=== Begin Enclosure ===
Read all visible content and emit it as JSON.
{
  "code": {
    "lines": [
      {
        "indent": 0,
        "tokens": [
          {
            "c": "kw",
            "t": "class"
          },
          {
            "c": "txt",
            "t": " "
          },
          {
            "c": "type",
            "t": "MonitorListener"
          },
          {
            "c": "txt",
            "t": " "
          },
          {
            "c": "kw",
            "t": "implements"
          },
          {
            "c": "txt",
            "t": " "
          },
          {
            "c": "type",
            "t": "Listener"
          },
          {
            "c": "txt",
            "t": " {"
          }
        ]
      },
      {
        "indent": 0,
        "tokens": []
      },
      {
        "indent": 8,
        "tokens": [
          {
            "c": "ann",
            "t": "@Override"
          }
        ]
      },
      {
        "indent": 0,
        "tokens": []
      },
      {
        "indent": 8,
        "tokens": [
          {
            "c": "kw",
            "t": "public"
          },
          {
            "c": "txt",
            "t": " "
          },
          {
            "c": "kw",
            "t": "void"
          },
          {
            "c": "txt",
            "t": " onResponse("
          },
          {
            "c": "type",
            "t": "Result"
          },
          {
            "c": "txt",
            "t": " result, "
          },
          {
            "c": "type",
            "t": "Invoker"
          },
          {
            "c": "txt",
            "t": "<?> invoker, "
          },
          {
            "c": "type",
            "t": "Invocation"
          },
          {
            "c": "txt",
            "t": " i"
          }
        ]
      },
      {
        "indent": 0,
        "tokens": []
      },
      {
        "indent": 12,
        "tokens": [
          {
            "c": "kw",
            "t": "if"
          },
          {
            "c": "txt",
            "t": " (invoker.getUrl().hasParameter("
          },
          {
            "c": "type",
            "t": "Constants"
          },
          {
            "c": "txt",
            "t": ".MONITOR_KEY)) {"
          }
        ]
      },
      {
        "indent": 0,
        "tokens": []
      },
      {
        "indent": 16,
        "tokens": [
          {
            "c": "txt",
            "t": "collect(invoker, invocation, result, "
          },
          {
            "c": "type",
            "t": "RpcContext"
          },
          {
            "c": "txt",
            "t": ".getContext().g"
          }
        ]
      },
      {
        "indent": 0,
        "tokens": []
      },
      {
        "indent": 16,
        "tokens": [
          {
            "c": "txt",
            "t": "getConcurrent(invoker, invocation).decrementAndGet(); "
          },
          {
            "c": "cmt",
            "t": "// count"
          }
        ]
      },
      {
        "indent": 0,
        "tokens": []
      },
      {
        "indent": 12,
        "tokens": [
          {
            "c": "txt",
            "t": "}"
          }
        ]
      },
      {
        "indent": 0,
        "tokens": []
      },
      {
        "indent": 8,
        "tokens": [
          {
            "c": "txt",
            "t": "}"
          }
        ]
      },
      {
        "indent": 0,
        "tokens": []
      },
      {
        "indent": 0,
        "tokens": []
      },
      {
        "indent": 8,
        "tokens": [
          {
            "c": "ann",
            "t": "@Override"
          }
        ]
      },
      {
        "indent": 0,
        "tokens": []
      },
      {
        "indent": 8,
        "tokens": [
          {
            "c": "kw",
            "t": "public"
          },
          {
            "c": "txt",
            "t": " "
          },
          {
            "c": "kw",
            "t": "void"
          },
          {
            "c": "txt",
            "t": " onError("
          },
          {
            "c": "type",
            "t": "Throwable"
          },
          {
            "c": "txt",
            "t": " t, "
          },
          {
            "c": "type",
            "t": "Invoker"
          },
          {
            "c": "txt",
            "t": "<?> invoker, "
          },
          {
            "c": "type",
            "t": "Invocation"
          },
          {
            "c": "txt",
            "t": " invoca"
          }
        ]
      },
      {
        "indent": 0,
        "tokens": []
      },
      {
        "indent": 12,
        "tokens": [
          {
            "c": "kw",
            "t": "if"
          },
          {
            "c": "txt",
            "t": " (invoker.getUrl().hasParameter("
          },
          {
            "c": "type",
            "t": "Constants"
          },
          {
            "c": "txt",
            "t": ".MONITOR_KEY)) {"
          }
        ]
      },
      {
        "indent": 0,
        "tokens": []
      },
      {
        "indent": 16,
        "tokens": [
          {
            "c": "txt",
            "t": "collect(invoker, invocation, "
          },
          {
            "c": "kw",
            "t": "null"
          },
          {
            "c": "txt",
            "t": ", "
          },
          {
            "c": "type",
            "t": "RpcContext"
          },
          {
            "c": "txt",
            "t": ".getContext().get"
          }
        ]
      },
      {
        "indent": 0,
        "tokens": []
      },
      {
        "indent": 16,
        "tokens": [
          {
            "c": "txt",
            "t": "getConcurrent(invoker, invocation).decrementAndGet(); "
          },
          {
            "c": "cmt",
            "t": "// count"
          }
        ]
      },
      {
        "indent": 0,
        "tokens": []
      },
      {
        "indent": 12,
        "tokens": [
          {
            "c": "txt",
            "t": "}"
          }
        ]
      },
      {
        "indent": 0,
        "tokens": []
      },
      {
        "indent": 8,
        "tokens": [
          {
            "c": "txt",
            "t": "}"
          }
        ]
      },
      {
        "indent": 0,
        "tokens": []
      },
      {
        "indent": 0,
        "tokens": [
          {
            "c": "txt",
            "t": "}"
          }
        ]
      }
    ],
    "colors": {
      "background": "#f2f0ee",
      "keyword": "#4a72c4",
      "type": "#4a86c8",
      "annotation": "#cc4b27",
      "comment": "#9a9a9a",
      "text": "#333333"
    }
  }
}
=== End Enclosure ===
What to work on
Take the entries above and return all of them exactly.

Finished exercise
Read all visible content and emit it as JSON.
{
  "code": {
    "lines": [
      {
        "indent": 0,
        "tokens": [
          {
            "c": "kw",
            "t": "class"
          },
          {
            "c": "txt",
            "t": " "
          },
          {
            "c": "type",
            "t": "MonitorListener"
          },
          {
            "c": "txt",
            "t": " "
          },
          {
            "c": "kw",
            "t": "implements"
          },
          {
            "c": "txt",
            "t": " "
          },
          {
            "c": "type",
            "t": "Listener"
          },
          {
            "c": "txt",
            "t": " {"
          }
        ]
      },
      {
        "indent": 0,
        "tokens": []
      },
      {
        "indent": 8,
        "tokens": [
          {
            "c": "ann",
            "t": "@Override"
          }
        ]
      },
      {
        "indent": 0,
        "tokens": []
      },
      {
        "indent": 8,
        "tokens": [
          {
            "c": "kw",
            "t": "public"
          },
          {
            "c": "txt",
            "t": " "
          },
          {
            "c": "kw",
            "t": "void"
          },
          {
            "c": "txt",
            "t": " onResponse("
          },
          {
            "c": "type",
            "t": "Result"
          },
          {
            "c": "txt",
            "t": " result, "
          },
          {
            "c": "type",
            "t": "Invoker"
          },
          {
            "c": "txt",
            "t": "<?> invoker, "
          },
          {
            "c": "type",
            "t": "Invocation"
          },
          {
            "c": "txt",
            "t": " i"
          }
        ]
      },
      {
        "indent": 0,
        "tokens": []
      },
      {
        "indent": 12,
        "tokens": [
          {
            "c": "kw",
            "t": "if"
          },
          {
            "c": "txt",
            "t": " (invoker.getUrl().hasParameter("
          },
          {
            "c": "type",
            "t": "Constants"
          },
          {
            "c": "txt",
            "t": ".MONITOR_KEY)) {"
          }
        ]
      },
      {
        "indent": 0,
        "tokens": []
      },
      {
        "indent": 16,
        "tokens": [
          {
            "c": "txt",
            "t": "collect(invoker, invocation, result, "
          },
          {
            "c": "type",
            "t": "RpcContext"
          },
          {
            "c": "txt",
            "t": ".getContext().g"
          }
        ]
      },
      {
        "indent": 0,
        "tokens": []
      },
      {
        "indent": 16,
        "tokens": [
          {
            "c": "txt",
            "t": "getConcurrent(invoker, invocation).decrementAndGet(); "
          },
          {
            "c": "cmt",
            "t": "// count"
          }
        ]
      },
      {
        "indent": 0,
        "tokens": []
      },
      {
        "indent": 12,
        "tokens": [
          {
            "c": "txt",
            "t": "}"
          }
        ]
      },
      {
        "indent": 0,
        "tokens": []
      },
      {
        "indent": 8,
        "tokens": [
          {
            "c": "txt",
            "t": "}"
          }
        ]
      },
      {
        "indent": 0,
        "tokens": []
      },
      {
        "indent": 0,
        "tokens": []
      },
      {
        "indent": 8,
        "tokens": [
          {
            "c": "ann",
            "t": "@Override"
          }
        ]
      },
      {
        "indent": 0,
        "tokens": []
      },
      {
        "indent": 8,
        "tokens": [
          {
            "c": "kw",
            "t": "public"
          },
          {
            "c": "txt",
            "t": " "
          },
          {
            "c": "kw",
            "t": "void"
          },
          {
            "c": "txt",
            "t": " onError("
          },
          {
            "c": "type",
            "t": "Throwable"
          },
          {
            "c": "txt",
            "t": " t, "
          },
          {
            "c": "type",
            "t": "Invoker"
          },
          {
            "c": "txt",
            "t": "<?> invoker, "
          },
          {
            "c": "type",
            "t": "Invocation"
          },
          {
            "c": "txt",
            "t": " invoca"
          }
        ]
      },
      {
        "indent": 0,
        "tokens": []
      },
      {
        "indent": 12,
        "tokens": [
          {
            "c": "kw",
            "t": "if"
          },
          {
            "c": "txt",
            "t": " (invoker.getUrl().hasParameter("
          },
          {
            "c": "type",
            "t": "Constants"
          },
          {
            "c": "txt",
            "t": ".MONITOR_KEY)) {"
          }
        ]
      },
      {
        "indent": 0,
        "tokens": []
      },
      {
        "indent": 16,
        "tokens": [
          {
            "c": "txt",
            "t": "collect(invoker, invocation, "
          },
          {
            "c": "kw",
            "t": "null"
          },
          {
            "c": "txt",
            "t": ", "
          },
          {
            "c": "type",
            "t": "RpcContext"
          },
          {
            "c": "txt",
            "t": ".getContext().get"
          }
        ]
      },
      {
        "indent": 0,
        "tokens": []
      },
      {
        "indent": 16,
        "tokens": [
          {
            "c": "txt",
            "t": "getConcurrent(invoker, invocation).decrementAndGet(); "
          },
          {
            "c": "cmt",
            "t": "// count"
          }
        ]
      },
      {
        "indent": 0,
        "tokens": []
      },
      {
        "indent": 12,
        "tokens": [
          {
            "c": "txt",
            "t": "}"
          }
        ]
      },
      {
        "indent": 0,
        "tokens": []
      },
      {
        "indent": 8,
        "tokens": [
          {
            "c": "txt",
            "t": "}"
          }
        ]
      },
      {
        "indent": 0,
        "tokens": []
      },
      {
        "indent": 0,
        "tokens": [
          {
            "c": "txt",
            "t": "}"
          }
        ]
      }
    ],
    "colors": {
      "background": "#f2f0ee",
      "keyword": "#4a72c4",
      "type": "#4a86c8",
      "annotation": "#cc4b27",
      "comment": "#9a9a9a",
      "text": "#333333"
    }
  }
}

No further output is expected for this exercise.